Ag already doing it

Jack Hamm, Lodi dairy farmer, said Cal/OSHA has required “us to do something we’re already doing.”

Hamm has instituted distancing protocols in his dairy facilities along with masking because his employees “feel comfortable with it and they’re able to do what’s necessary with communicating while at work.”

Locals not consulted

“I doubt anyone in the San Joaquin County ag community was consulted by Cal/OSHA when these regulations were being written; our officers weren’t,” said SJFB Second Vice President Jake Samuel.

And that causes “more protocol and regulations that will make little difference because ag has already been doing what’s needed without asking for duplicating regulations,” Samuel said.

What it comes down to is that “everybody wants a safe environment and we – agriculture – have been instituting our own, logical, workable and successful procedures relating  to the COVID pandemic for almost a year,” he said.

A nine-month “emergence”

Johansson and other employers’ said the Cal/OSHA board waited nine months after the pandemic arrived to enact the “emergency rules” without demonstrating there was a need for such draconian measures that will shrink an already dangerously narrow profit margin and reduce the ability of farmers and ranchers to maintain a profit level to ensure continued success.

Regulatory splurge

“This emergency should have been addressed long ago,” said SJFB First Vice President Ken Vogel. “Agriculture’s moved forward and already instituted best practices for COVID regarding worker’s safety. But this Cal/OSHA regulatory splurge defies common sense.”

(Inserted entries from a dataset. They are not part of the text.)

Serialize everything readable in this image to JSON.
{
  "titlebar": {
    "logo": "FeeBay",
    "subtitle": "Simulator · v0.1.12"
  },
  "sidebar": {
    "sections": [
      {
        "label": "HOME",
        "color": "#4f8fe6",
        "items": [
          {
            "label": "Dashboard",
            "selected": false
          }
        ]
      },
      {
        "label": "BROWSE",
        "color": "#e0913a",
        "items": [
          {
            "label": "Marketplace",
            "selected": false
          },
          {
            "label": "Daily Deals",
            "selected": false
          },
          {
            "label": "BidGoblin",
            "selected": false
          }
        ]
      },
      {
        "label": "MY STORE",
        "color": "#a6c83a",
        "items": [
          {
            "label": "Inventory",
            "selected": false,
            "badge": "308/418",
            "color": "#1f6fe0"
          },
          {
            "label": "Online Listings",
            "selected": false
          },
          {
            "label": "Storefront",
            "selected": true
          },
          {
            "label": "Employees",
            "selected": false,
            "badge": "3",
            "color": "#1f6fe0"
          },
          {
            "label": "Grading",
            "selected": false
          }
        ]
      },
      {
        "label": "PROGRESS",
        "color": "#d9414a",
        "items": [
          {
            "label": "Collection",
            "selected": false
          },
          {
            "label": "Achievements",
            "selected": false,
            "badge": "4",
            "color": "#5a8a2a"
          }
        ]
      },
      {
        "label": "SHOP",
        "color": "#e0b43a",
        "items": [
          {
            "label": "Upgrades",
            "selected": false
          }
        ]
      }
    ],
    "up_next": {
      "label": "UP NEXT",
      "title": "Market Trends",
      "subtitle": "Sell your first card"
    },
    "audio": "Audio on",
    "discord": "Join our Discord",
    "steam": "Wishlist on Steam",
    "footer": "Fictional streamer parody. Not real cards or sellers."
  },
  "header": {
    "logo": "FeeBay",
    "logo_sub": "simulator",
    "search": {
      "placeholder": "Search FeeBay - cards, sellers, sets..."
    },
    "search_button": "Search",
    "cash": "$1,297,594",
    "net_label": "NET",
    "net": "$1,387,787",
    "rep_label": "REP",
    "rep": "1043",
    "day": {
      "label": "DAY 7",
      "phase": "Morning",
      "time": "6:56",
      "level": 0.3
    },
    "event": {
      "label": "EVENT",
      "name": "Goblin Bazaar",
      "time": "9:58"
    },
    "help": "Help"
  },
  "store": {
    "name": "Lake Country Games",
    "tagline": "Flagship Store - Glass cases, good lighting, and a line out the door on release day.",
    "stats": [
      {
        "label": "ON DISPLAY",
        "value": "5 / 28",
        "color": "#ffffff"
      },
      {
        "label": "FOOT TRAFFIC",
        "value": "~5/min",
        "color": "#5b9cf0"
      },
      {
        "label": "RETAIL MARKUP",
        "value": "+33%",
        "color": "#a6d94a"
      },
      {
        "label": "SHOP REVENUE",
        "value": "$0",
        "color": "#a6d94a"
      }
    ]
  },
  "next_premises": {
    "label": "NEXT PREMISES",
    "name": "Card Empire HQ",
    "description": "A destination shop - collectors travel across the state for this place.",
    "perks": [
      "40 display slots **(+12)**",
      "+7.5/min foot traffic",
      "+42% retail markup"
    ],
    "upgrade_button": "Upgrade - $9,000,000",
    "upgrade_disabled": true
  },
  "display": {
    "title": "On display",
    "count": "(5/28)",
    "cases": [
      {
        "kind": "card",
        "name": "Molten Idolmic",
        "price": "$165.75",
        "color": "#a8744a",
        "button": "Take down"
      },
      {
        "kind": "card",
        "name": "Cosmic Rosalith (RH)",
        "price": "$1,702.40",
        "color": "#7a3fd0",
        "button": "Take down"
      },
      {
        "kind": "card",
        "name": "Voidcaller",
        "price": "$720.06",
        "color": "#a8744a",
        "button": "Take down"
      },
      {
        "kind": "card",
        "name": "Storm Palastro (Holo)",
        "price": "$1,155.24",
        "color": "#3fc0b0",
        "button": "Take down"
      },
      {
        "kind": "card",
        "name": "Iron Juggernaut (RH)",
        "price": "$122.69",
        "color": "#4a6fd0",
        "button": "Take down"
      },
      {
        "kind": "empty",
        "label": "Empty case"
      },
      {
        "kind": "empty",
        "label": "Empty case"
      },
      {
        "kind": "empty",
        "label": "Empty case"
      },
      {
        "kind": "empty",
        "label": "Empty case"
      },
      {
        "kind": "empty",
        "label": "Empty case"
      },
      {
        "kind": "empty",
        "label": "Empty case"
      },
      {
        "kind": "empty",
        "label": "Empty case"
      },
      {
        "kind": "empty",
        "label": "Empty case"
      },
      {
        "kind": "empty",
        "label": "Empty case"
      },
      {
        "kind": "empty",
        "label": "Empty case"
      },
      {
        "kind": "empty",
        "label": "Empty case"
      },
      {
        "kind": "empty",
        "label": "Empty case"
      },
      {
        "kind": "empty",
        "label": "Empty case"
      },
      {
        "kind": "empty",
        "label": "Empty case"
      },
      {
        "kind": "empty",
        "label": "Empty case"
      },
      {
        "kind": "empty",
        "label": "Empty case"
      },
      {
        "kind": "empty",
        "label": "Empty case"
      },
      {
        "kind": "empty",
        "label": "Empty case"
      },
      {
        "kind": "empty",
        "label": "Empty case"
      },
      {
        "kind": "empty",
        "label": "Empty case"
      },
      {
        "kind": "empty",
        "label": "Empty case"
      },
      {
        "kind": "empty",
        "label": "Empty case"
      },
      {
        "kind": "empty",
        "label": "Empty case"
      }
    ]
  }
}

“We always want to help our workers, to keep them healthy, because without them we couldn’t make it,” he said. “We’d be better off if the bureaucrats would apply practical ideas and logic to do something that works. Ag took the lead in 2020 and the state government has yet to catch up.”

More paperwork

“These new regulations require a large increase in paperwork, time and recording,” Strecker said. “There are forces that are forcing small farms out of business and some freedoms are no longer there for farmers.”

More information is available on the FELS website at CFBF website.

The California Farm Bureau Federation contributed to this article